## [Assignment]
Except for the pictures, retype the records that follow exactly.

Page and application data records:
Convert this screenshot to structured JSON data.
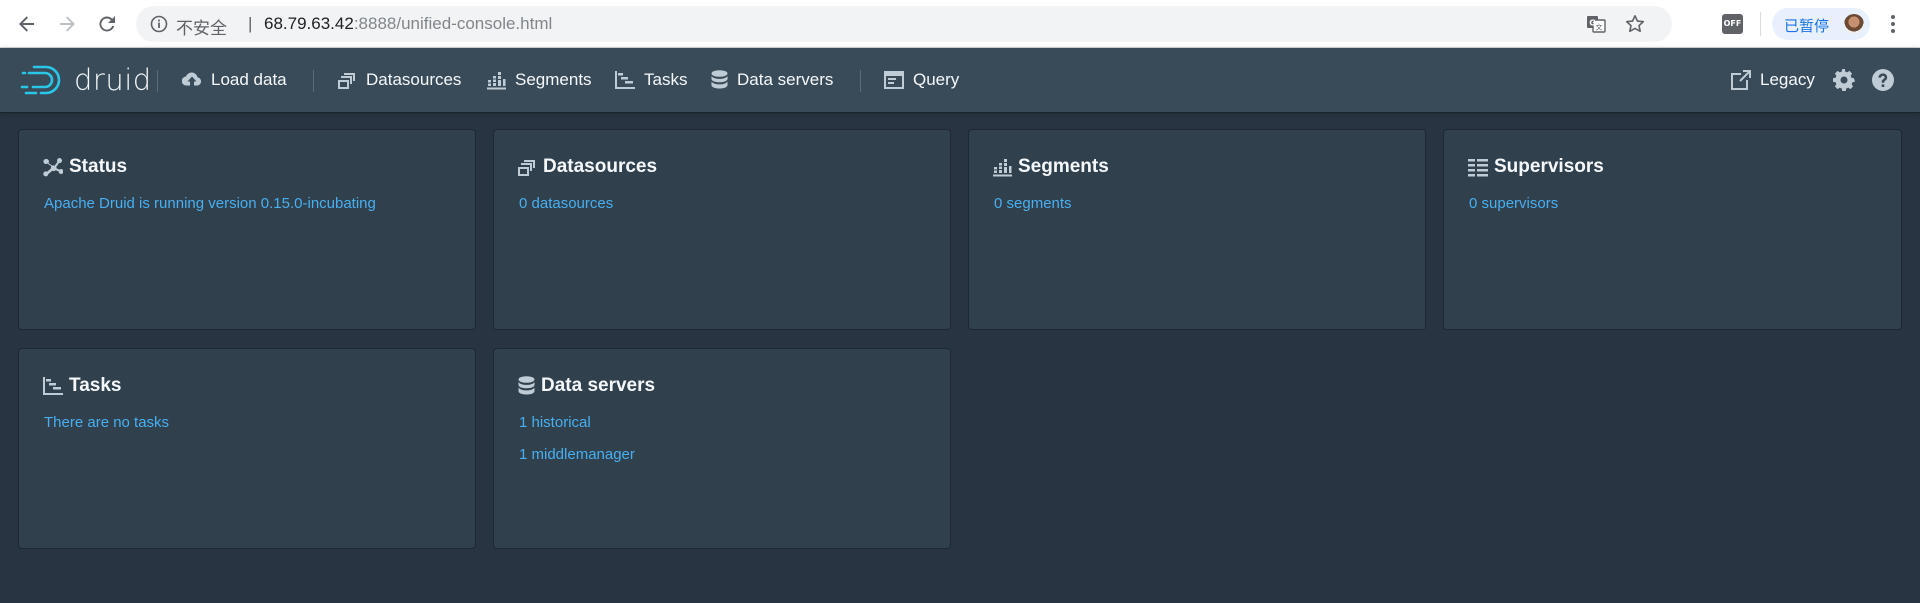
{
  "browser": {
    "insecure_label": "不安全",
    "separator": "|",
    "url_host": "68.79.63.42",
    "url_rest": ":8888/unified-console.html",
    "extension_label": "OFF",
    "profile_status": "已暂停"
  },
  "navbar": {
    "logo_text": "druid",
    "items": [
      {
        "label": "Load data",
        "icon": "cloud-upload-icon"
      },
      {
        "label": "Datasources",
        "icon": "multi-select-icon"
      },
      {
        "label": "Segments",
        "icon": "stacked-chart-icon"
      },
      {
        "label": "Tasks",
        "icon": "gantt-chart-icon"
      },
      {
        "label": "Data servers",
        "icon": "database-icon"
      },
      {
        "label": "Query",
        "icon": "application-icon"
      }
    ],
    "legacy_label": "Legacy",
    "right_icons": [
      "share-icon",
      "cog-icon",
      "help-icon"
    ]
  },
  "cards": {
    "status": {
      "title": "Status",
      "lines": [
        "Apache Druid is running version 0.15.0-incubating"
      ]
    },
    "datasources": {
      "title": "Datasources",
      "lines": [
        "0 datasources"
      ]
    },
    "segments": {
      "title": "Segments",
      "lines": [
        "0 segments"
      ]
    },
    "supervisors": {
      "title": "Supervisors",
      "lines": [
        "0 supervisors"
      ]
    },
    "tasks": {
      "title": "Tasks",
      "lines": [
        "There are no tasks"
      ]
    },
    "dataservers": {
      "title": "Data servers",
      "lines": [
        "1 historical",
        "1 middlemanager"
      ]
    }
  },
  "colors": {
    "page_bg": "#283441",
    "navbar_bg": "#394b59",
    "card_bg": "#30404d",
    "link": "#48aff0",
    "logo_accent": "#2ac6e8"
  }
}
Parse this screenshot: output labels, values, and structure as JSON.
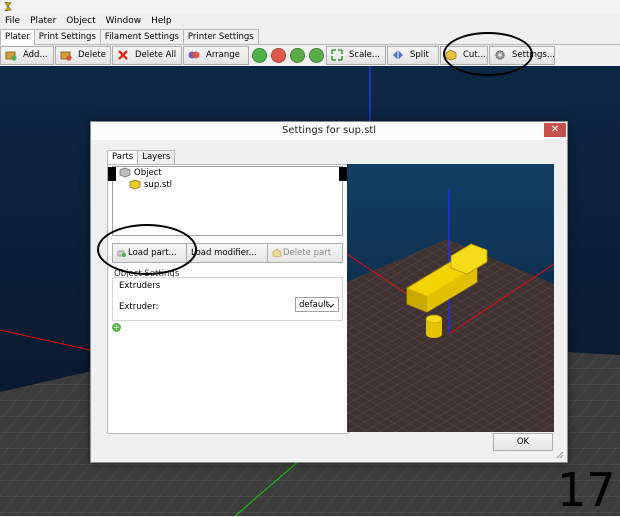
{
  "menu": [
    "File",
    "Plater",
    "Object",
    "Window",
    "Help"
  ],
  "tabs": [
    "Plater",
    "Print Settings",
    "Filament Settings",
    "Printer Settings"
  ],
  "toolbar": {
    "add": "Add...",
    "delete": "Delete",
    "delete_all": "Delete All",
    "arrange": "Arrange",
    "scale": "Scale...",
    "split": "Split",
    "cut": "Cut...",
    "settings": "Settings..."
  },
  "dialog": {
    "title": "Settings for sup.stl",
    "close_glyph": "✕",
    "tabs": [
      "Parts",
      "Layers"
    ],
    "tree": {
      "root": "Object",
      "child": "sup.stl"
    },
    "buttons": {
      "load_part": "Load part...",
      "load_modifier": "Load modifier...",
      "delete_part": "Delete part"
    },
    "object_settings_label": "Object Settings",
    "extruders_title": "Extruders",
    "extruder_label": "Extruder:",
    "extruder_value": "default",
    "ok": "OK"
  },
  "annotation_number": "17",
  "colors": {
    "part_yellow": "#f2d500",
    "viewport_bg": "#10213d",
    "close_red": "#c75050"
  }
}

## [Completed exercise]
Convert this screenshot to structured JSON data.
{
  "browser": {
    "insecure_label": "不安全",
    "separator": "|",
    "url_host": "68.79.63.42",
    "url_rest": ":8888/unified-console.html",
    "extension_label": "OFF",
    "profile_status": "已暂停"
  },
  "navbar": {
    "logo_text": "druid",
    "items": [
      {
        "label": "Load data",
        "icon": "cloud-upload-icon"
      },
      {
        "label": "Datasources",
        "icon": "multi-select-icon"
      },
      {
        "label": "Segments",
        "icon": "stacked-chart-icon"
      },
      {
        "label": "Tasks",
        "icon": "gantt-chart-icon"
      },
      {
        "label": "Data servers",
        "icon": "database-icon"
      },
      {
        "label": "Query",
        "icon": "application-icon"
      }
    ],
    "legacy_label": "Legacy",
    "right_icons": [
      "share-icon",
      "cog-icon",
      "help-icon"
    ]
  },
  "cards": {
    "status": {
      "title": "Status",
      "lines": [
        "Apache Druid is running version 0.15.0-incubating"
      ]
    },
    "datasources": {
      "title": "Datasources",
      "lines": [
        "0 datasources"
      ]
    },
    "segments": {
      "title": "Segments",
      "lines": [
        "0 segments"
      ]
    },
    "supervisors": {
      "title": "Supervisors",
      "lines": [
        "0 supervisors"
      ]
    },
    "tasks": {
      "title": "Tasks",
      "lines": [
        "There are no tasks"
      ]
    },
    "dataservers": {
      "title": "Data servers",
      "lines": [
        "1 historical",
        "1 middlemanager"
      ]
    }
  },
  "colors": {
    "page_bg": "#283441",
    "navbar_bg": "#394b59",
    "card_bg": "#30404d",
    "link": "#48aff0",
    "logo_accent": "#2ac6e8"
  }
}
Parse this screenshot: output labels, values, and structure as JSON.
{
  "menu": [
    "File",
    "Plater",
    "Object",
    "Window",
    "Help"
  ],
  "tabs": [
    "Plater",
    "Print Settings",
    "Filament Settings",
    "Printer Settings"
  ],
  "toolbar": {
    "add": "Add...",
    "delete": "Delete",
    "delete_all": "Delete All",
    "arrange": "Arrange",
    "scale": "Scale...",
    "split": "Split",
    "cut": "Cut...",
    "settings": "Settings..."
  },
  "dialog": {
    "title": "Settings for sup.stl",
    "close_glyph": "✕",
    "tabs": [
      "Parts",
      "Layers"
    ],
    "tree": {
      "root": "Object",
      "child": "sup.stl"
    },
    "buttons": {
      "load_part": "Load part...",
      "load_modifier": "Load modifier...",
      "delete_part": "Delete part"
    },
    "object_settings_label": "Object Settings",
    "extruders_title": "Extruders",
    "extruder_label": "Extruder:",
    "extruder_value": "default",
    "ok": "OK"
  },
  "annotation_number": "17",
  "colors": {
    "part_yellow": "#f2d500",
    "viewport_bg": "#10213d",
    "close_red": "#c75050"
  }
}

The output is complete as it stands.